By breaking down complex behaviors into smaller components, behavior analysts can identify areas of strength and weakness more quickly. This allows for more targeted interventions that are focused on the specific behaviors that need improvement.

Another reason for its success is that Precision Teaching is based on scientific principles. By collecting data on each component of behavior, behavior analysts can determine which interventions are most effective. This helps to ensure that treatment is evidence-based and grounded in research.

Overall, the history and evolution of Precision Teaching highlights how innovative approaches can lead to significant improvements in the field of ABA therapy.

As new technologies emerge and our understanding of human behavior deepens, it's likely that we will continue to see new developments in this area – developments that have the potential to transform lives for individuals with ASD and other developmental disabilities.

The Role of Precision Teaching in Shaping Treatment Goals and Objectives

One of the key benefits of Precision Teaching in ABA therapy is its ability to shape treatment goals and objectives. By breaking down complex behaviors into smaller, measurable components, behavior analysts can identify specific areas that need improvement.

This process allows for a more precise understanding of the child's strengths and weaknesses, which can inform the development of treatment goals and objectives.

For example, if a child with ASD is struggling with reading comprehension, Precision Teaching might be used to identify specific skills that need improvement, such as decoding or identifying main ideas.

These skills would then be broken down into smaller components, and data would be collected on each component.

This data could then be used to develop treatment goals and objectives that are tailored to the child's unique needs.

Precision Teaching also helps to ensure that treatment goals and objectives are achievable. By collecting data on each component of behavior, behavior analysts can determine which interventions are most effective at improving specific skills.

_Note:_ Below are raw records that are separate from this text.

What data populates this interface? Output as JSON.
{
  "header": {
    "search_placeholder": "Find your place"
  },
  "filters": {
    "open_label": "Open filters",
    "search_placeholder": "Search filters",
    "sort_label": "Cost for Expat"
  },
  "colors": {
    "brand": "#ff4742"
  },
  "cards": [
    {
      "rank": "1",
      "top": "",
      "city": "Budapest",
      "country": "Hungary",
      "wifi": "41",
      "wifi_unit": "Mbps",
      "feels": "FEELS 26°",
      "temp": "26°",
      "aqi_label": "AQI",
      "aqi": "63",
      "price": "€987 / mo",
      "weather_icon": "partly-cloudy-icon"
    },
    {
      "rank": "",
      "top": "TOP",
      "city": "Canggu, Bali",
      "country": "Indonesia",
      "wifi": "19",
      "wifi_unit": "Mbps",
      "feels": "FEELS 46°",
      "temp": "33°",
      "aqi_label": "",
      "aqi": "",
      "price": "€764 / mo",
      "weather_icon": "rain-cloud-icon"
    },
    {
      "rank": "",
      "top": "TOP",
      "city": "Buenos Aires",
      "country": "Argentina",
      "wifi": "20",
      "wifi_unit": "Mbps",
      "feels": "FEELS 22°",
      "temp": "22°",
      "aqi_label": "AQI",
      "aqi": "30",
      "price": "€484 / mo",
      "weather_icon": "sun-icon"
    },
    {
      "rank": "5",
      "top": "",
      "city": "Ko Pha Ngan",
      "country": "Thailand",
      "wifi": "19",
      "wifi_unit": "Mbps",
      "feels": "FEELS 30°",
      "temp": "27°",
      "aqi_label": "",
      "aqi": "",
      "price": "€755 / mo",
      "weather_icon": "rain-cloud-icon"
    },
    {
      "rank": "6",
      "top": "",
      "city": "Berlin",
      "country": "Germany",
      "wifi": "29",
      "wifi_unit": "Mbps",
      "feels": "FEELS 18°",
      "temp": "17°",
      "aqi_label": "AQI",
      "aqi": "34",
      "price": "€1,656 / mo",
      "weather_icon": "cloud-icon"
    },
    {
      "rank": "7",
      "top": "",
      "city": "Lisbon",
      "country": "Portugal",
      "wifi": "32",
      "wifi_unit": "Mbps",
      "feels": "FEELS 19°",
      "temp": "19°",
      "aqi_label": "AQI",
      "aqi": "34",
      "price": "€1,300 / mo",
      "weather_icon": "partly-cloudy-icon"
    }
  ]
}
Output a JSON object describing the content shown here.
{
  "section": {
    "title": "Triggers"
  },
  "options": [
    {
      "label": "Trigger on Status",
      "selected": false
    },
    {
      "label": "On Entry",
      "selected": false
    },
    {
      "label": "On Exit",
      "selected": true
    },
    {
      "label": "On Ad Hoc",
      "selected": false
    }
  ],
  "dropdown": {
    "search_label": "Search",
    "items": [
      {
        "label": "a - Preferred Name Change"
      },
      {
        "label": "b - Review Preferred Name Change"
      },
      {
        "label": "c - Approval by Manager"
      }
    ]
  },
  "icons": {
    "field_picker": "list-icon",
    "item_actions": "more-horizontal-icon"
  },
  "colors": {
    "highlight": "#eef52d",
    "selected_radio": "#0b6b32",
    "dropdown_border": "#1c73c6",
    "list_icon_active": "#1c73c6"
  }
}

This information can then be used to set realistic treatment goals and objectives that build on the child's strengths while addressing areas of weakness.

Overall, Precision Teaching plays a critical role in shaping treatment goals and objectives in ABA therapy. Its ability to break down complex behaviors into smaller components allows for a more precise understanding of the child's needs, which informs the development of individualized treatment plans that are tailored to achieve measurable outcomes.

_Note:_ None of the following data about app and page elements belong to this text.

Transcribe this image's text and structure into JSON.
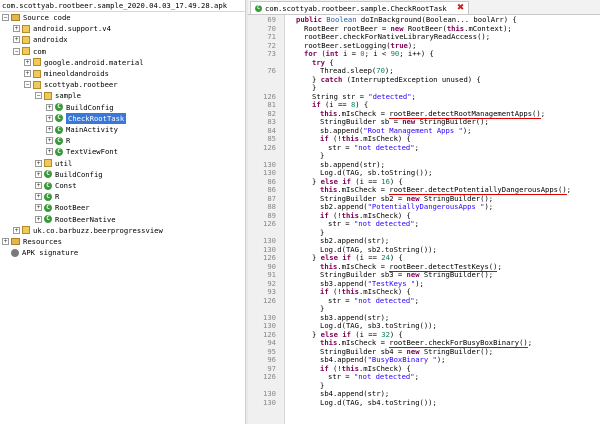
{
  "tree": {
    "title": "com.scottyab.rootbeer.sample_2020.04.03_17.49.28.apk",
    "items": [
      {
        "depth": 0,
        "toggle": "−",
        "icon": "folder",
        "label": "Source code"
      },
      {
        "depth": 1,
        "toggle": "+",
        "icon": "package",
        "label": "android.support.v4"
      },
      {
        "depth": 1,
        "toggle": "+",
        "icon": "package",
        "label": "androidx"
      },
      {
        "depth": 1,
        "toggle": "−",
        "icon": "package",
        "label": "com"
      },
      {
        "depth": 2,
        "toggle": "+",
        "icon": "package",
        "label": "google.android.material"
      },
      {
        "depth": 2,
        "toggle": "+",
        "icon": "package",
        "label": "mineoldandroids"
      },
      {
        "depth": 2,
        "toggle": "−",
        "icon": "package",
        "label": "scottyab.rootbeer"
      },
      {
        "depth": 3,
        "toggle": "−",
        "icon": "package",
        "label": "sample"
      },
      {
        "depth": 4,
        "toggle": "+",
        "icon": "class",
        "label": "BuildConfig"
      },
      {
        "depth": 4,
        "toggle": "+",
        "icon": "class",
        "label": "CheckRootTask",
        "selected": true
      },
      {
        "depth": 4,
        "toggle": "+",
        "icon": "class",
        "label": "MainActivity"
      },
      {
        "depth": 4,
        "toggle": "+",
        "icon": "class",
        "label": "R"
      },
      {
        "depth": 4,
        "toggle": "+",
        "icon": "class",
        "label": "TextViewFont"
      },
      {
        "depth": 3,
        "toggle": "+",
        "icon": "package",
        "label": "util"
      },
      {
        "depth": 3,
        "toggle": "+",
        "icon": "class",
        "label": "BuildConfig"
      },
      {
        "depth": 3,
        "toggle": "+",
        "icon": "class",
        "label": "Const"
      },
      {
        "depth": 3,
        "toggle": "+",
        "icon": "class",
        "label": "R"
      },
      {
        "depth": 3,
        "toggle": "+",
        "icon": "class",
        "label": "RootBeer"
      },
      {
        "depth": 3,
        "toggle": "+",
        "icon": "class",
        "label": "RootBeerNative"
      },
      {
        "depth": 1,
        "toggle": "+",
        "icon": "package",
        "label": "uk.co.barbuzz.beerprogressview"
      },
      {
        "depth": 0,
        "toggle": "+",
        "icon": "folder",
        "label": "Resources"
      },
      {
        "depth": 0,
        "toggle": "",
        "icon": "gear",
        "label": "APK signature"
      }
    ]
  },
  "editor": {
    "tab_title": "com.scottyab.rootbeer.sample.CheckRootTask",
    "close_glyph": "✖",
    "lines": [
      {
        "n": "69",
        "indent": 1,
        "parts": [
          [
            "kw",
            "public "
          ],
          [
            "cls",
            "Boolean "
          ],
          [
            "",
            "doInBackground(Boolean... boolArr) {"
          ]
        ]
      },
      {
        "n": "70",
        "indent": 2,
        "parts": [
          [
            "",
            "RootBeer rootBeer = "
          ],
          [
            "kw",
            "new "
          ],
          [
            "",
            "RootBeer("
          ],
          [
            "kw",
            "this"
          ],
          [
            "",
            ".mContext);"
          ]
        ]
      },
      {
        "n": "71",
        "indent": 2,
        "parts": [
          [
            "",
            "rootBeer.checkForNativeLibraryReadAccess();"
          ]
        ]
      },
      {
        "n": "72",
        "indent": 2,
        "parts": [
          [
            "",
            "rootBeer.setLogging("
          ],
          [
            "kw",
            "true"
          ],
          [
            "",
            ");"
          ]
        ]
      },
      {
        "n": "73",
        "indent": 2,
        "parts": [
          [
            "kw",
            "for "
          ],
          [
            "",
            "("
          ],
          [
            "kw",
            "int "
          ],
          [
            "",
            "i = "
          ],
          [
            "num",
            "0"
          ],
          [
            "",
            "; i < "
          ],
          [
            "num",
            "90"
          ],
          [
            "",
            "; i++) {"
          ]
        ]
      },
      {
        "n": "",
        "indent": 3,
        "parts": [
          [
            "kw",
            "try "
          ],
          [
            "",
            "{"
          ]
        ]
      },
      {
        "n": "76",
        "indent": 4,
        "parts": [
          [
            "",
            "Thread.sleep("
          ],
          [
            "num",
            "70"
          ],
          [
            "",
            ");"
          ]
        ]
      },
      {
        "n": "",
        "indent": 3,
        "parts": [
          [
            "",
            "} "
          ],
          [
            "kw",
            "catch "
          ],
          [
            "",
            "(InterruptedException unused) {"
          ]
        ]
      },
      {
        "n": "",
        "indent": 3,
        "parts": [
          [
            "",
            "}"
          ]
        ]
      },
      {
        "n": "126",
        "indent": 3,
        "parts": [
          [
            "",
            "String str = "
          ],
          [
            "str",
            "\"detected\""
          ],
          [
            "",
            ";"
          ]
        ]
      },
      {
        "n": "81",
        "indent": 3,
        "parts": [
          [
            "kw",
            "if "
          ],
          [
            "",
            "(i == "
          ],
          [
            "num",
            "8"
          ],
          [
            "",
            ") {"
          ]
        ]
      },
      {
        "n": "82",
        "indent": 4,
        "parts": [
          [
            "kw",
            "this"
          ],
          [
            "",
            ".mIsCheck = "
          ],
          [
            "hl",
            "rootBeer.detectRootManagementApps()"
          ],
          [
            "",
            ";"
          ]
        ]
      },
      {
        "n": "83",
        "indent": 4,
        "parts": [
          [
            "",
            "StringBuilder sb = "
          ],
          [
            "kw",
            "new "
          ],
          [
            "",
            "StringBuilder();"
          ]
        ]
      },
      {
        "n": "84",
        "indent": 4,
        "parts": [
          [
            "",
            "sb.append("
          ],
          [
            "str",
            "\"Root Management Apps \""
          ],
          [
            "",
            ");"
          ]
        ]
      },
      {
        "n": "85",
        "indent": 4,
        "parts": [
          [
            "kw",
            "if "
          ],
          [
            "",
            "(!"
          ],
          [
            "kw",
            "this"
          ],
          [
            "",
            ".mIsCheck) {"
          ]
        ]
      },
      {
        "n": "126",
        "indent": 5,
        "parts": [
          [
            "",
            "str = "
          ],
          [
            "str",
            "\"not detected\""
          ],
          [
            "",
            ";"
          ]
        ]
      },
      {
        "n": "",
        "indent": 4,
        "parts": [
          [
            "",
            "}"
          ]
        ]
      },
      {
        "n": "130",
        "indent": 4,
        "parts": [
          [
            "",
            "sb.append(str);"
          ]
        ]
      },
      {
        "n": "130",
        "indent": 4,
        "parts": [
          [
            "",
            "Log.d(TAG, sb.toString());"
          ]
        ]
      },
      {
        "n": "86",
        "indent": 3,
        "parts": [
          [
            "",
            "} "
          ],
          [
            "kw",
            "else if "
          ],
          [
            "",
            "(i == "
          ],
          [
            "num",
            "16"
          ],
          [
            "",
            ") {"
          ]
        ]
      },
      {
        "n": "86",
        "indent": 4,
        "parts": [
          [
            "kw",
            "this"
          ],
          [
            "",
            ".mIsCheck = "
          ],
          [
            "hl",
            "rootBeer.detectPotentiallyDangerousApps()"
          ],
          [
            "",
            ";"
          ]
        ]
      },
      {
        "n": "87",
        "indent": 4,
        "parts": [
          [
            "",
            "StringBuilder sb2 = "
          ],
          [
            "kw",
            "new "
          ],
          [
            "",
            "StringBuilder();"
          ]
        ]
      },
      {
        "n": "88",
        "indent": 4,
        "parts": [
          [
            "",
            "sb2.append("
          ],
          [
            "str",
            "\"PotentiallyDangerousApps \""
          ],
          [
            "",
            ");"
          ]
        ]
      },
      {
        "n": "89",
        "indent": 4,
        "parts": [
          [
            "kw",
            "if "
          ],
          [
            "",
            "(!"
          ],
          [
            "kw",
            "this"
          ],
          [
            "",
            ".mIsCheck) {"
          ]
        ]
      },
      {
        "n": "126",
        "indent": 5,
        "parts": [
          [
            "",
            "str = "
          ],
          [
            "str",
            "\"not detected\""
          ],
          [
            "",
            ";"
          ]
        ]
      },
      {
        "n": "",
        "indent": 4,
        "parts": [
          [
            "",
            "}"
          ]
        ]
      },
      {
        "n": "130",
        "indent": 4,
        "parts": [
          [
            "",
            "sb2.append(str);"
          ]
        ]
      },
      {
        "n": "130",
        "indent": 4,
        "parts": [
          [
            "",
            "Log.d(TAG, sb2.toString());"
          ]
        ]
      },
      {
        "n": "126",
        "indent": 3,
        "parts": [
          [
            "",
            "} "
          ],
          [
            "kw",
            "else if "
          ],
          [
            "",
            "(i == "
          ],
          [
            "num",
            "24"
          ],
          [
            "",
            ") {"
          ]
        ]
      },
      {
        "n": "90",
        "indent": 4,
        "parts": [
          [
            "kw",
            "this"
          ],
          [
            "",
            ".mIsCheck = "
          ],
          [
            "hl",
            "rootBeer.detectTestKeys()"
          ],
          [
            "",
            ";"
          ]
        ]
      },
      {
        "n": "91",
        "indent": 4,
        "parts": [
          [
            "",
            "StringBuilder sb3 = "
          ],
          [
            "kw",
            "new "
          ],
          [
            "",
            "StringBuilder();"
          ]
        ]
      },
      {
        "n": "92",
        "indent": 4,
        "parts": [
          [
            "",
            "sb3.append("
          ],
          [
            "str",
            "\"TestKeys \""
          ],
          [
            "",
            ");"
          ]
        ]
      },
      {
        "n": "93",
        "indent": 4,
        "parts": [
          [
            "kw",
            "if "
          ],
          [
            "",
            "(!"
          ],
          [
            "kw",
            "this"
          ],
          [
            "",
            ".mIsCheck) {"
          ]
        ]
      },
      {
        "n": "126",
        "indent": 5,
        "parts": [
          [
            "",
            "str = "
          ],
          [
            "str",
            "\"not detected\""
          ],
          [
            "",
            ";"
          ]
        ]
      },
      {
        "n": "",
        "indent": 4,
        "parts": [
          [
            "",
            "}"
          ]
        ]
      },
      {
        "n": "130",
        "indent": 4,
        "parts": [
          [
            "",
            "sb3.append(str);"
          ]
        ]
      },
      {
        "n": "130",
        "indent": 4,
        "parts": [
          [
            "",
            "Log.d(TAG, sb3.toString());"
          ]
        ]
      },
      {
        "n": "126",
        "indent": 3,
        "parts": [
          [
            "",
            "} "
          ],
          [
            "kw",
            "else if "
          ],
          [
            "",
            "(i == "
          ],
          [
            "num",
            "32"
          ],
          [
            "",
            ") {"
          ]
        ]
      },
      {
        "n": "94",
        "indent": 4,
        "parts": [
          [
            "kw",
            "this"
          ],
          [
            "",
            ".mIsCheck = "
          ],
          [
            "hl",
            "rootBeer.checkForBusyBoxBinary()"
          ],
          [
            "",
            ";"
          ]
        ]
      },
      {
        "n": "95",
        "indent": 4,
        "parts": [
          [
            "",
            "StringBuilder sb4 = "
          ],
          [
            "kw",
            "new "
          ],
          [
            "",
            "StringBuilder();"
          ]
        ]
      },
      {
        "n": "96",
        "indent": 4,
        "parts": [
          [
            "",
            "sb4.append("
          ],
          [
            "str",
            "\"BusyBoxBinary \""
          ],
          [
            "",
            ");"
          ]
        ]
      },
      {
        "n": "97",
        "indent": 4,
        "parts": [
          [
            "kw",
            "if "
          ],
          [
            "",
            "(!"
          ],
          [
            "kw",
            "this"
          ],
          [
            "",
            ".mIsCheck) {"
          ]
        ]
      },
      {
        "n": "126",
        "indent": 5,
        "parts": [
          [
            "",
            "str = "
          ],
          [
            "str",
            "\"not detected\""
          ],
          [
            "",
            ";"
          ]
        ]
      },
      {
        "n": "",
        "indent": 4,
        "parts": [
          [
            "",
            "}"
          ]
        ]
      },
      {
        "n": "130",
        "indent": 4,
        "parts": [
          [
            "",
            "sb4.append(str);"
          ]
        ]
      },
      {
        "n": "130",
        "indent": 4,
        "parts": [
          [
            "",
            "Log.d(TAG, sb4.toString());"
          ]
        ]
      }
    ]
  }
}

Examples Of Precision Teaching

Examples of Precision Teaching in ABA therapy include teaching new skills such as communication, social interaction, and academic skills.

For instance, a behavior analyst might use Precision Teaching to teach a child with ASD how to initiate conversations with peers by breaking down the skill into smaller components such as making eye contact, asking questions, and responding appropriately.

Another example is using Precision Teaching to teach academic skills such as reading and math.

By breaking down these skills into smaller components like identifying letters or solving basic math problems, behavior analysts can collect data on each component and track progress over time.

Precision Teaching can also be used to increase the frequency of desired behaviors such as compliance with instructions or reducing unwanted behaviors like tantrums or aggressive behavior.

By analyzing the frequency and intensity of these behaviors, behavior analysts can identify triggers that lead to unwanted behavior and develop interventions that address them.

Overall, Precision Teaching provides a systematic approach to identifying specific behaviors that need improvement and developing targeted interventions to achieve measurable outcomes.

It has proven effective in improving a variety of behaviors in individuals with ASD and other developmental disabilities.

Conclusion

Precision Teaching is a data-driven approach to behavior analysis that is particularly effective in ABA therapy.

By breaking down complex behaviors into smaller, measurable components, and using data to track progress, Precision Teaching allows for individualized, efficient, and evidence-based treatment.

It is an important tool for behavior analysts working with individuals with ASD and other developmental disabilities.